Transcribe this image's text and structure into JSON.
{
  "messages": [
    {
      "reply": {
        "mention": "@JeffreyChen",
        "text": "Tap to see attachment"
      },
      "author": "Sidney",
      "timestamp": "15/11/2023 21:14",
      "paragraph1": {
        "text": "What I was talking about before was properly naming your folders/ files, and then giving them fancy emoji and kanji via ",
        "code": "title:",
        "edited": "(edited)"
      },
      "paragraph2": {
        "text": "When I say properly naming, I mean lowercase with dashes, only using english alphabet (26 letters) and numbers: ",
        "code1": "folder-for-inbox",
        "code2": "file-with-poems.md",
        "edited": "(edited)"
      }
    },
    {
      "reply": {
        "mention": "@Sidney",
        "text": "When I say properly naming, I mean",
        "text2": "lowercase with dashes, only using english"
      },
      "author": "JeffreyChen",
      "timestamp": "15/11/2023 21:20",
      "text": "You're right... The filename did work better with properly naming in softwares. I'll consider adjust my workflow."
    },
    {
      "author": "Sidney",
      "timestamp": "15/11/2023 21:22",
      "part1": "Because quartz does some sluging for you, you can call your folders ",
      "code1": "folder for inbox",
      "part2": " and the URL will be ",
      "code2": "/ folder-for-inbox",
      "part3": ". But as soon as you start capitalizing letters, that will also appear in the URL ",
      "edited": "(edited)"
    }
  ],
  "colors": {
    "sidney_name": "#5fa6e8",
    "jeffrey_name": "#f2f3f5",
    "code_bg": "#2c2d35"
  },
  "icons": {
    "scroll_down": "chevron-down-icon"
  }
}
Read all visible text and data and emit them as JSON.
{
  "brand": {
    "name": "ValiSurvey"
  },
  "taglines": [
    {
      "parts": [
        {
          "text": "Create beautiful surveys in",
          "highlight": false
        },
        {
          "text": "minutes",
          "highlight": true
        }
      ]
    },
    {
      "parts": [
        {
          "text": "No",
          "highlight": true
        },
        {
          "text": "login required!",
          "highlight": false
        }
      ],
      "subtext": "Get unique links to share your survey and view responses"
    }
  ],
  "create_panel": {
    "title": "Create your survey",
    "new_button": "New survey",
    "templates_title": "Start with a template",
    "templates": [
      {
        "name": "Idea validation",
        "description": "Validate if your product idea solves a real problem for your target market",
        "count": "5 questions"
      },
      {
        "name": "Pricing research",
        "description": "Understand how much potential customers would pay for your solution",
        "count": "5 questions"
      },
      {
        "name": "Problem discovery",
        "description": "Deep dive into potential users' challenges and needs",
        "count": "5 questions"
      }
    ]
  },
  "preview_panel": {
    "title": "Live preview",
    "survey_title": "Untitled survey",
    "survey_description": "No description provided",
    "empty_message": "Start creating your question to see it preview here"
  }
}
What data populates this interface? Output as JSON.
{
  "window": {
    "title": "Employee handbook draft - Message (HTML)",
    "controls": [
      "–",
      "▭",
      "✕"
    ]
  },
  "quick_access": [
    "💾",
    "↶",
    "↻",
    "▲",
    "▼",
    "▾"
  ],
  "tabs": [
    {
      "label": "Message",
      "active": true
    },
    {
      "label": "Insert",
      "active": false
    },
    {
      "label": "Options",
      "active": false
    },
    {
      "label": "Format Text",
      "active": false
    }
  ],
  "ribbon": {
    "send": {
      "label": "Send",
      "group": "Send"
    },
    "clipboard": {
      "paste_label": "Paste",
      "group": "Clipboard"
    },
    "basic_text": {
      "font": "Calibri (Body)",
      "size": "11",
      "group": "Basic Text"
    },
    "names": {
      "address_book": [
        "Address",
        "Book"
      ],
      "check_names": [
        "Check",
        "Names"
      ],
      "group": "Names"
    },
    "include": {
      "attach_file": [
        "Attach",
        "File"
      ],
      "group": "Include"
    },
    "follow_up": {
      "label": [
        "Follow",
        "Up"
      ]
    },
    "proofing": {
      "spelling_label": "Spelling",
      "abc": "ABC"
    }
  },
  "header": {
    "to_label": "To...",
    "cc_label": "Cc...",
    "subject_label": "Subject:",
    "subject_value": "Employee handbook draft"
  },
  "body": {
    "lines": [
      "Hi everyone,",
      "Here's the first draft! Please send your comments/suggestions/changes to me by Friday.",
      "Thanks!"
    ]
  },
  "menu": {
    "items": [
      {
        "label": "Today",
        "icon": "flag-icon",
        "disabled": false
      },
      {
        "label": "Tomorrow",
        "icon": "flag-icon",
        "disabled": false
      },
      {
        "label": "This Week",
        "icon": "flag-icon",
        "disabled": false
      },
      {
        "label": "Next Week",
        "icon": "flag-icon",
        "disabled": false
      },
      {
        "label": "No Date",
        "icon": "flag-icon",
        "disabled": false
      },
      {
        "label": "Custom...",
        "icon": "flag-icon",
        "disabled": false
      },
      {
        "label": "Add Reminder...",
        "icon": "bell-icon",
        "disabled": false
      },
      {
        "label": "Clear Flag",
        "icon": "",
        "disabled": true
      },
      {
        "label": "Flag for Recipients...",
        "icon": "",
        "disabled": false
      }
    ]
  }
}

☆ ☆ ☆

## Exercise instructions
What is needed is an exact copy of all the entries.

## Solution to the problem
Transcribe this image's text and structure into JSON.
{
  "messages": [
    {
      "reply": {
        "mention": "@JeffreyChen",
        "text": "Tap to see attachment"
      },
      "author": "Sidney",
      "timestamp": "15/11/2023 21:14",
      "paragraph1": {
        "text": "What I was talking about before was properly naming your folders/ files, and then giving them fancy emoji and kanji via ",
        "code": "title:",
        "edited": "(edited)"
      },
      "paragraph2": {
        "text": "When I say properly naming, I mean lowercase with dashes, only using english alphabet (26 letters) and numbers: ",
        "code1": "folder-for-inbox",
        "code2": "file-with-poems.md",
        "edited": "(edited)"
      }
    },
    {
      "reply": {
        "mention": "@Sidney",
        "text": "When I say properly naming, I mean",
        "text2": "lowercase with dashes, only using english"
      },
      "author": "JeffreyChen",
      "timestamp": "15/11/2023 21:20",
      "text": "You're right... The filename did work better with properly naming in softwares. I'll consider adjust my workflow."
    },
    {
      "author": "Sidney",
      "timestamp": "15/11/2023 21:22",
      "part1": "Because quartz does some sluging for you, you can call your folders ",
      "code1": "folder for inbox",
      "part2": " and the URL will be ",
      "code2": "/ folder-for-inbox",
      "part3": ". But as soon as you start capitalizing letters, that will also appear in the URL ",
      "edited": "(edited)"
    }
  ],
  "colors": {
    "sidney_name": "#5fa6e8",
    "jeffrey_name": "#f2f3f5",
    "code_bg": "#2c2d35"
  },
  "icons": {
    "scroll_down": "chevron-down-icon"
  }
}
Read all visible text and data and emit them as JSON.
{
  "brand": {
    "name": "ValiSurvey"
  },
  "taglines": [
    {
      "parts": [
        {
          "text": "Create beautiful surveys in",
          "highlight": false
        },
        {
          "text": "minutes",
          "highlight": true
        }
      ]
    },
    {
      "parts": [
        {
          "text": "No",
          "highlight": true
        },
        {
          "text": "login required!",
          "highlight": false
        }
      ],
      "subtext": "Get unique links to share your survey and view responses"
    }
  ],
  "create_panel": {
    "title": "Create your survey",
    "new_button": "New survey",
    "templates_title": "Start with a template",
    "templates": [
      {
        "name": "Idea validation",
        "description": "Validate if your product idea solves a real problem for your target market",
        "count": "5 questions"
      },
      {
        "name": "Pricing research",
        "description": "Understand how much potential customers would pay for your solution",
        "count": "5 questions"
      },
      {
        "name": "Problem discovery",
        "description": "Deep dive into potential users' challenges and needs",
        "count": "5 questions"
      }
    ]
  },
  "preview_panel": {
    "title": "Live preview",
    "survey_title": "Untitled survey",
    "survey_description": "No description provided",
    "empty_message": "Start creating your question to see it preview here"
  }
}
What data populates this interface? Output as JSON.
{
  "window": {
    "title": "Employee handbook draft - Message (HTML)",
    "controls": [
      "–",
      "▭",
      "✕"
    ]
  },
  "quick_access": [
    "💾",
    "↶",
    "↻",
    "▲",
    "▼",
    "▾"
  ],
  "tabs": [
    {
      "label": "Message",
      "active": true
    },
    {
      "label": "Insert",
      "active": false
    },
    {
      "label": "Options",
      "active": false
    },
    {
      "label": "Format Text",
      "active": false
    }
  ],
  "ribbon": {
    "send": {
      "label": "Send",
      "group": "Send"
    },
    "clipboard": {
      "paste_label": "Paste",
      "group": "Clipboard"
    },
    "basic_text": {
      "font": "Calibri (Body)",
      "size": "11",
      "group": "Basic Text"
    },
    "names": {
      "address_book": [
        "Address",
        "Book"
      ],
      "check_names": [
        "Check",
        "Names"
      ],
      "group": "Names"
    },
    "include": {
      "attach_file": [
        "Attach",
        "File"
      ],
      "group": "Include"
    },
    "follow_up": {
      "label": [
        "Follow",
        "Up"
      ]
    },
    "proofing": {
      "spelling_label": "Spelling",
      "abc": "ABC"
    }
  },
  "header": {
    "to_label": "To...",
    "cc_label": "Cc...",
    "subject_label": "Subject:",
    "subject_value": "Employee handbook draft"
  },
  "body": {
    "lines": [
      "Hi everyone,",
      "Here's the first draft! Please send your comments/suggestions/changes to me by Friday.",
      "Thanks!"
    ]
  },
  "menu": {
    "items": [
      {
        "label": "Today",
        "icon": "flag-icon",
        "disabled": false
      },
      {
        "label": "Tomorrow",
        "icon": "flag-icon",
        "disabled": false
      },
      {
        "label": "This Week",
        "icon": "flag-icon",
        "disabled": false
      },
      {
        "label": "Next Week",
        "icon": "flag-icon",
        "disabled": false
      },
      {
        "label": "No Date",
        "icon": "flag-icon",
        "disabled": false
      },
      {
        "label": "Custom...",
        "icon": "flag-icon",
        "disabled": false
      },
      {
        "label": "Add Reminder...",
        "icon": "bell-icon",
        "disabled": false
      },
      {
        "label": "Clear Flag",
        "icon": "",
        "disabled": true
      },
      {
        "label": "Flag for Recipients...",
        "icon": "",
        "disabled": false
      }
    ]
  }
}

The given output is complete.